Nothing in the records should change; write them all out exactly.

Stored entries:
* * * * * * *

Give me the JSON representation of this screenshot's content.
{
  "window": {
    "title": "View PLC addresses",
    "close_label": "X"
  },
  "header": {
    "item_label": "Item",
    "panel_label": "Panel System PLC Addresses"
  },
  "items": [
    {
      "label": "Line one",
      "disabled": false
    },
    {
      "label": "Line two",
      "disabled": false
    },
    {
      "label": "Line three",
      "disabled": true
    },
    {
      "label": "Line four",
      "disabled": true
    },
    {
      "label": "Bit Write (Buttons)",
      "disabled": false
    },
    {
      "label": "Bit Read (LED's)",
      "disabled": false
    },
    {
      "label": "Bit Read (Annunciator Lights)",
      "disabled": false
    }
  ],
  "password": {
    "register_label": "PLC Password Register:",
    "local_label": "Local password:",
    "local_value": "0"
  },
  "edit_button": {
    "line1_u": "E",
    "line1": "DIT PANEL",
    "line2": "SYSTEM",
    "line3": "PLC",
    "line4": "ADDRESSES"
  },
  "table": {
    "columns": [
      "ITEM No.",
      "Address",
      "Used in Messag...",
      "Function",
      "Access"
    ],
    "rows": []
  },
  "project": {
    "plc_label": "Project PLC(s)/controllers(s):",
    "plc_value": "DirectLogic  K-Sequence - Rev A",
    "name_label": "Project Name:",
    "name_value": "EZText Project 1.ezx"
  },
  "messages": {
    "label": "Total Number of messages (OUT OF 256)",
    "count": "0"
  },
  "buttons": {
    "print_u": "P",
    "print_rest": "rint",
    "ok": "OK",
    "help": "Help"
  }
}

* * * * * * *

## RESPONSE TO THE EXERCISE
Give me the JSON representation of this screenshot's content.
{
  "window": {
    "title": "View PLC addresses",
    "close_label": "X"
  },
  "header": {
    "item_label": "Item",
    "panel_label": "Panel System PLC Addresses"
  },
  "items": [
    {
      "label": "Line one",
      "disabled": false
    },
    {
      "label": "Line two",
      "disabled": false
    },
    {
      "label": "Line three",
      "disabled": true
    },
    {
      "label": "Line four",
      "disabled": true
    },
    {
      "label": "Bit Write (Buttons)",
      "disabled": false
    },
    {
      "label": "Bit Read (LED's)",
      "disabled": false
    },
    {
      "label": "Bit Read (Annunciator Lights)",
      "disabled": false
    }
  ],
  "password": {
    "register_label": "PLC Password Register:",
    "local_label": "Local password:",
    "local_value": "0"
  },
  "edit_button": {
    "line1_u": "E",
    "line1": "DIT PANEL",
    "line2": "SYSTEM",
    "line3": "PLC",
    "line4": "ADDRESSES"
  },
  "table": {
    "columns": [
      "ITEM No.",
      "Address",
      "Used in Messag...",
      "Function",
      "Access"
    ],
    "rows": []
  },
  "project": {
    "plc_label": "Project PLC(s)/controllers(s):",
    "plc_value": "DirectLogic  K-Sequence - Rev A",
    "name_label": "Project Name:",
    "name_value": "EZText Project 1.ezx"
  },
  "messages": {
    "label": "Total Number of messages (OUT OF 256)",
    "count": "0"
  },
  "buttons": {
    "print_u": "P",
    "print_rest": "rint",
    "ok": "OK",
    "help": "Help"
  }
}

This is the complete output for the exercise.